Sooner or later, your company will be the victim of fraud. With fraud up 150% during the pandemic and fraud techniques becoming more sophisticated than ever (thanks in part to more experienced fraudsters selling their expertise as ‘fraud as a service’) it’s almost an inevitability.
At SEON we have a personal history with fraud. Originally, my Co-Founder and I started a cryptocurrency exchange. Almost as soon as it was launched the exchange was hit by a wave of fraud attempts, and probably quite a few successful frauds that we just could not detect. When we looked at the market for anti-fraud solutions that would cut fraud attempts off at the source, we found the industry was lacking. Nothing we saw was using the power and speed of cloud computing, big data and assisted machine learning – the industry was a step behind what was possible. So, we made our own. It worked incredibly, and when news spread of how well we were doing other companies asked if they could use the software, and we found that we had a viable business model that could make an impact on the growing and very costly world of digital fraud.

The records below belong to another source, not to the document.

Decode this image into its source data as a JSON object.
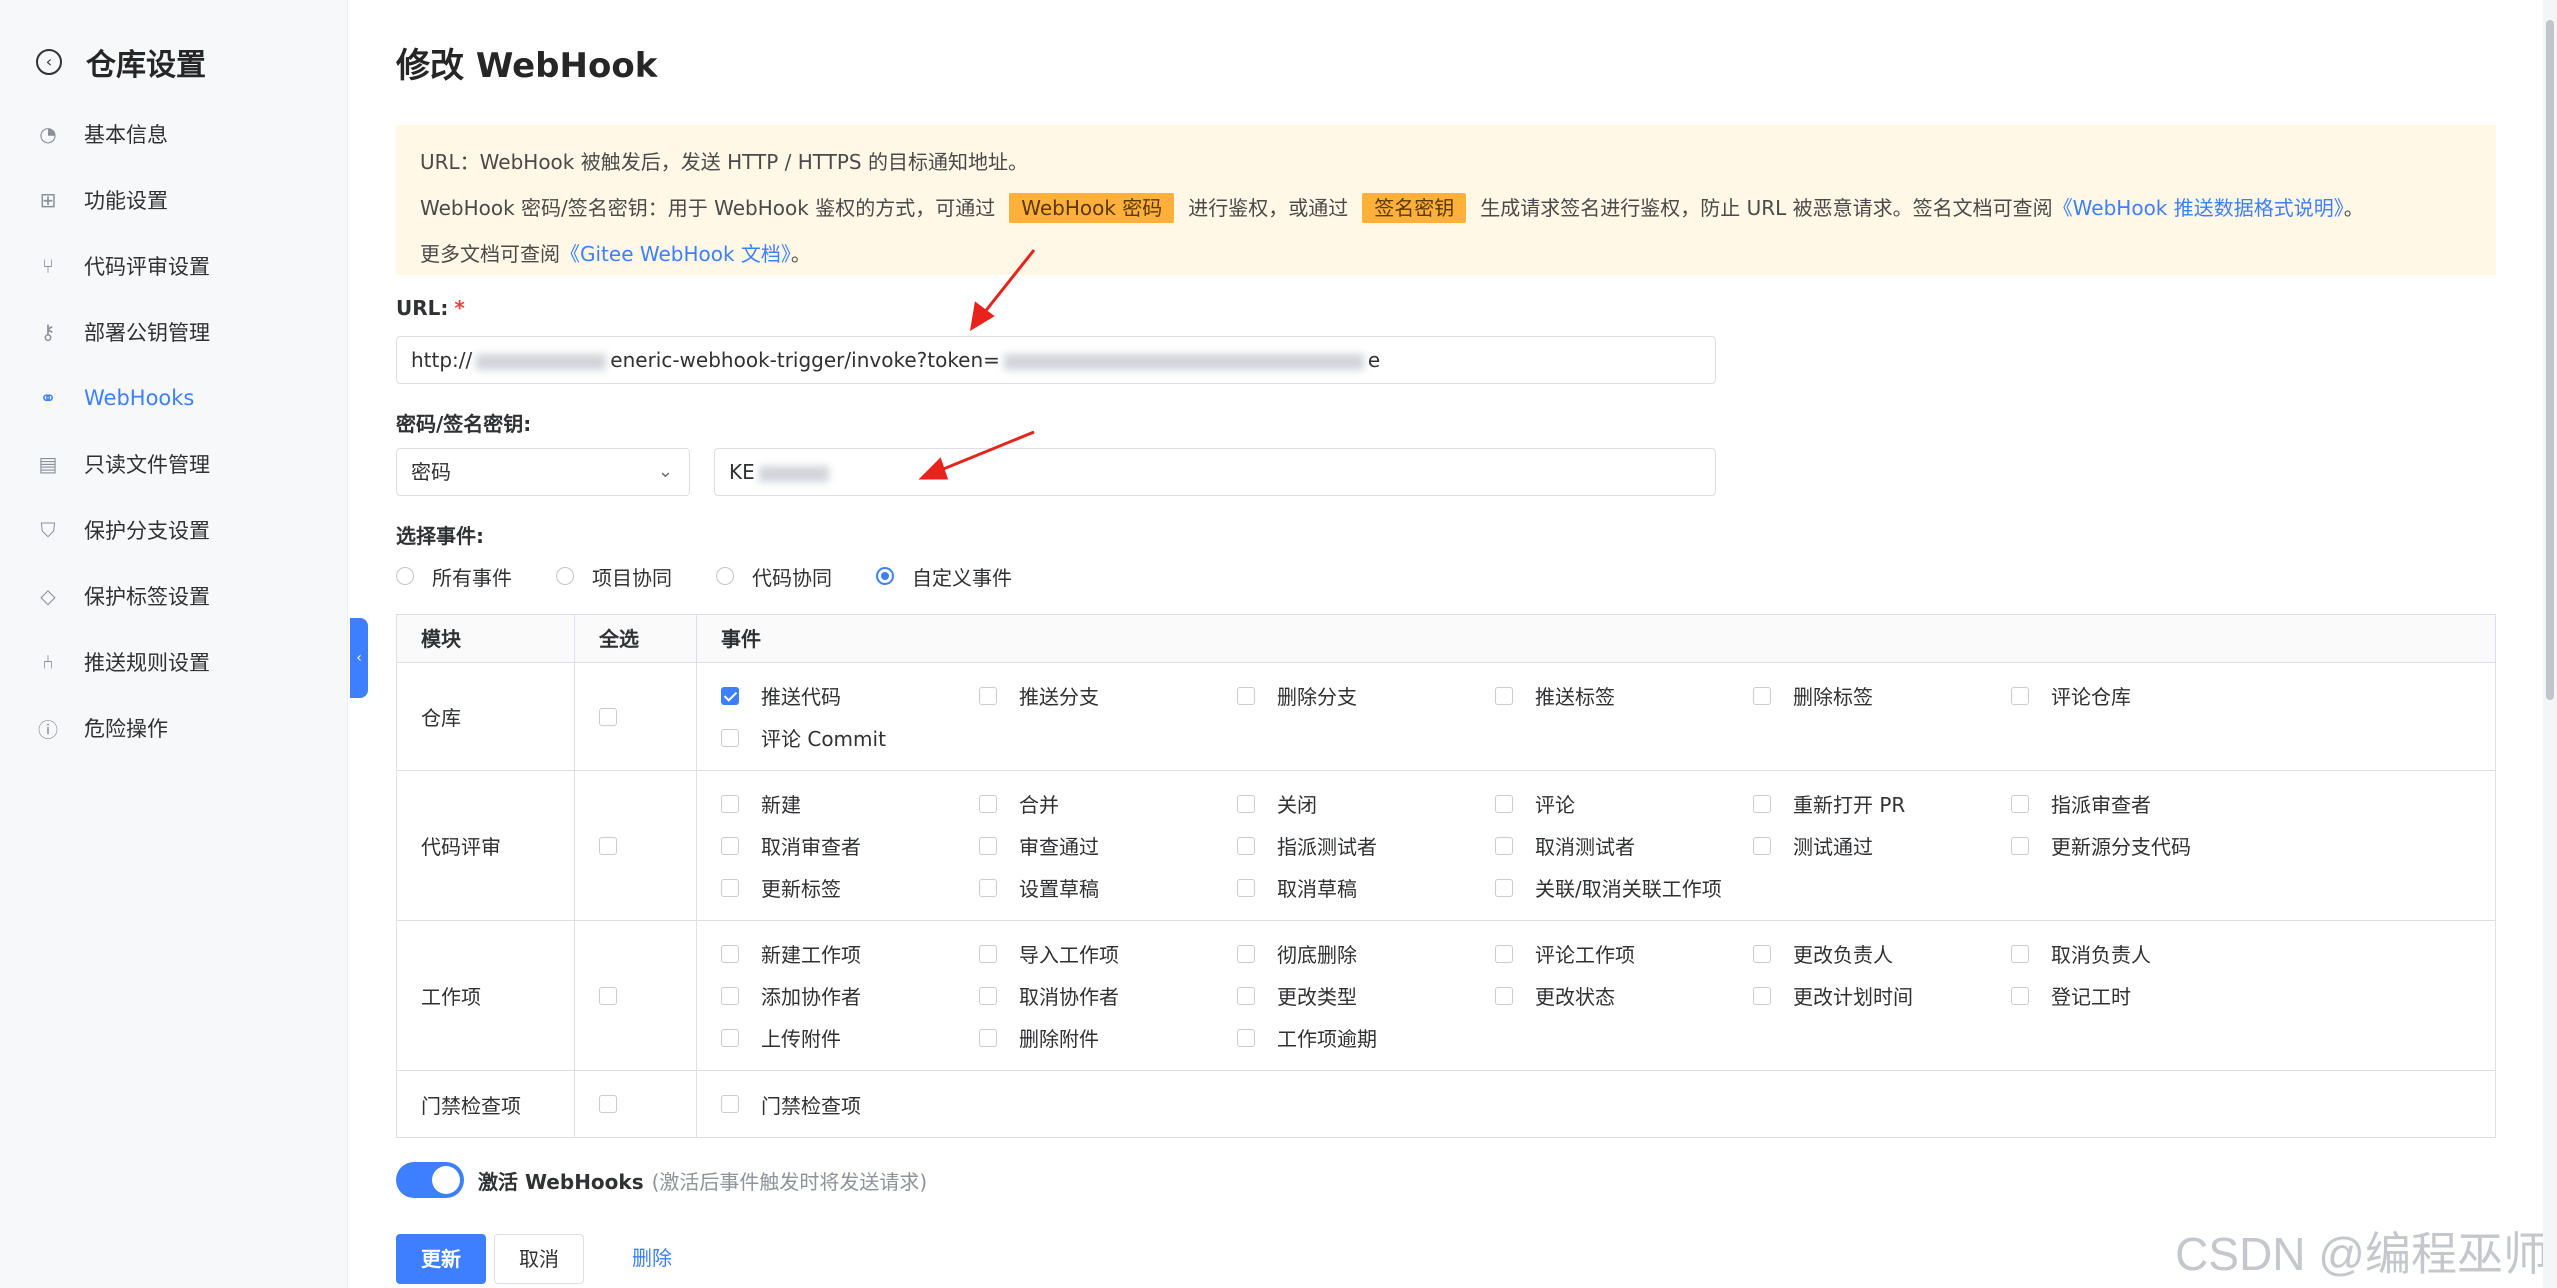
{
  "sidebar": {
    "title": "仓库设置",
    "items": [
      {
        "label": "基本信息",
        "icon": "gauge-icon"
      },
      {
        "label": "功能设置",
        "icon": "grid-icon"
      },
      {
        "label": "代码评审设置",
        "icon": "merge-icon"
      },
      {
        "label": "部署公钥管理",
        "icon": "key-icon"
      },
      {
        "label": "WebHooks",
        "icon": "webhook-icon",
        "active": true
      },
      {
        "label": "只读文件管理",
        "icon": "file-icon"
      },
      {
        "label": "保护分支设置",
        "icon": "shield-icon"
      },
      {
        "label": "保护标签设置",
        "icon": "tag-icon"
      },
      {
        "label": "推送规则设置",
        "icon": "branch-icon"
      },
      {
        "label": "危险操作",
        "icon": "warning-icon"
      }
    ]
  },
  "page": {
    "title": "修改 WebHook"
  },
  "info": {
    "line1": "URL：WebHook 被触发后，发送 HTTP / HTTPS 的目标通知地址。",
    "line2_a": "WebHook 密码/签名密钥：用于 WebHook 鉴权的方式，可通过",
    "tag_password": "WebHook 密码",
    "line2_b": "进行鉴权，或通过",
    "tag_sign": "签名密钥",
    "line2_c": "生成请求签名进行鉴权，防止 URL 被恶意请求。签名文档可查阅",
    "link_push_doc": "《WebHook 推送数据格式说明》",
    "line2_end": "。",
    "line3_a": "更多文档可查阅",
    "link_gitee_doc": "《Gitee WebHook 文档》",
    "line3_end": "。"
  },
  "form": {
    "url_label": "URL:",
    "url_required": "*",
    "url_prefix": "http://",
    "url_middle": "eneric-webhook-trigger/invoke?token=",
    "url_suffix": "e",
    "secret_label": "密码/签名密钥:",
    "secret_type": "密码",
    "secret_value_prefix": "KE",
    "events_label": "选择事件:",
    "event_modes": [
      {
        "label": "所有事件",
        "checked": false
      },
      {
        "label": "项目协同",
        "checked": false
      },
      {
        "label": "代码协同",
        "checked": false
      },
      {
        "label": "自定义事件",
        "checked": true
      }
    ]
  },
  "table": {
    "headers": [
      "模块",
      "全选",
      "事件"
    ],
    "rows": [
      {
        "module": "仓库",
        "events": [
          {
            "label": "推送代码",
            "checked": true
          },
          {
            "label": "推送分支"
          },
          {
            "label": "删除分支"
          },
          {
            "label": "推送标签"
          },
          {
            "label": "删除标签"
          },
          {
            "label": "评论仓库"
          },
          {
            "label": "评论 Commit"
          }
        ]
      },
      {
        "module": "代码评审",
        "events": [
          {
            "label": "新建"
          },
          {
            "label": "合并"
          },
          {
            "label": "关闭"
          },
          {
            "label": "评论"
          },
          {
            "label": "重新打开 PR"
          },
          {
            "label": "指派审查者"
          },
          {
            "label": "取消审查者"
          },
          {
            "label": "审查通过"
          },
          {
            "label": "指派测试者"
          },
          {
            "label": "取消测试者"
          },
          {
            "label": "测试通过"
          },
          {
            "label": "更新源分支代码"
          },
          {
            "label": "更新标签"
          },
          {
            "label": "设置草稿"
          },
          {
            "label": "取消草稿"
          },
          {
            "label": "关联/取消关联工作项"
          }
        ]
      },
      {
        "module": "工作项",
        "events": [
          {
            "label": "新建工作项"
          },
          {
            "label": "导入工作项"
          },
          {
            "label": "彻底删除"
          },
          {
            "label": "评论工作项"
          },
          {
            "label": "更改负责人"
          },
          {
            "label": "取消负责人"
          },
          {
            "label": "添加协作者"
          },
          {
            "label": "取消协作者"
          },
          {
            "label": "更改类型"
          },
          {
            "label": "更改状态"
          },
          {
            "label": "更改计划时间"
          },
          {
            "label": "登记工时"
          },
          {
            "label": "上传附件"
          },
          {
            "label": "删除附件"
          },
          {
            "label": "工作项逾期"
          }
        ]
      },
      {
        "module": "门禁检查项",
        "events": [
          {
            "label": "门禁检查项"
          }
        ]
      }
    ]
  },
  "toggle": {
    "label": "激活 WebHooks",
    "hint": "(激活后事件触发时将发送请求)",
    "on": true
  },
  "buttons": {
    "update": "更新",
    "cancel": "取消",
    "delete": "删除"
  },
  "watermark": "CSDN @编程巫师",
  "colors": {
    "accent": "#3d7fff",
    "warning_bg": "#fff8e6",
    "tag_bg": "#ffb03a",
    "arrow": "#e8231b"
  }
}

Your company might not have the resources to code an entire anti-fraud solution from scratch, but there are ways to make yourself safer. One of the key things we do as a company at the top level is try to understand how fraudsters operate – half of the interviews on our Cat & Mouse podcast are with former or current fraudsters, and they’re a great source of information on how our opponents operate.
Listing every technique that they use would be impossible, but what you can do is learn to see your company as a fraudster sees it. This will allow you to find vulnerabilities and patch holes that you might not have known about otherwise.
Understand the two types of fraud
Very broadly, there are two types of fraud:
Using data sets and scripts a fraudster will send hundreds or thousands of low effort, low-level attacks – the easy to spot phishing scams you probably receive in your inbox and delete right away are one example. If your company has an eCommerce site, then a script could create dozens of fake accounts using publicly available or hacked data and exploit loopholes in your systems. SEON’s own automated, and significantly more intelligent, systems are extremely effective at combatting this type of fraud.
These require a fraudster, or a whole team of fraudsters, to be actively engaged in trying to part you from your money. They could be in contact with you for months to ‘social engineer’ a desired outcome, even call you on the phone or meet you in person. They might even partner with your company or pose as investors. These types of fraud can only be countered by your own wits and a willingness to question everything, no matter how legitimate it appears.
One of the key takeaways from our conversations with fraudsters is that every company has something that they could want. You might think that their one and only goal would be to open up your bank account and transfer everything out, but you would be wrong. Even if you restrict yourself to only thinking about ‘value’ in monetary terms there are dozens of easier ways to get money from a company – sending fake invoices, creating multiple accounts to abuse signup bonuses, claiming to have not received orders that they have paid for and getting a refund and so on.
Information can often be as valuable as currency as it can lead to further frauds or just be sold on dark web marketplaces. A list of every company that your company does business with, for example, could be used in fraud attempts in which fraudsters impersonate (either over the phone or through hacked/spoofed emails) a purchaser at a company and ask for goods to be delivered or payments to be made.
Identifying threat vectors
Once you have audited your company top to bottom for everything that could potentially be of value to fraudsters you need to look at how everything on your list can be accessed and how likely it is that fraudsters will be able to use each form of access. Nobody is likely to hack the high-end security on your company’s bank account, for example, but they could easily find out the name and email of somebody in your accounting team along with the name of one of your suppliers and send them an invoice that looks real, seemingly comes from a real email address but directs money to another account. They could also compromise an account and ask for a password to be reset that would allow them to download the details of every customer you have ever done business with.
Finding each way for money, goods or information to move out of your company and who controls these access points is key. It is likely that rather than installing firewalls and tightening up processes, a lot of your anti-fraud work will be in educating the staff members who sit at key points (IT professionals, accountants, receptionists or anyone in a customer-facing role) about what information to give out and what questions to ask. If your IT manager gets an email ostensibly from the company’s CEO saying that they need a password reset, how can that be confirmed as legitimate? If your receptionist gets a call asking for the email for your head of accounting to send an invoice, how should they respond?
Fraud is everybody’s problem
Fraudsters are not going to give your company a pass because it is a start-up – they did not when we started our crypto exchange. However, fraud solutions today are incredibly powerful at reducing fraud in companies ranging from start-ups through to established multinational businesses, but even the very best cloud-based software is not going to prevent a junior employee giving out their line manager’s email address. Just as children need to learn not to talk to strangers, your growing start-up needs to know how to spot fraud attempts and to always have one eye on safety.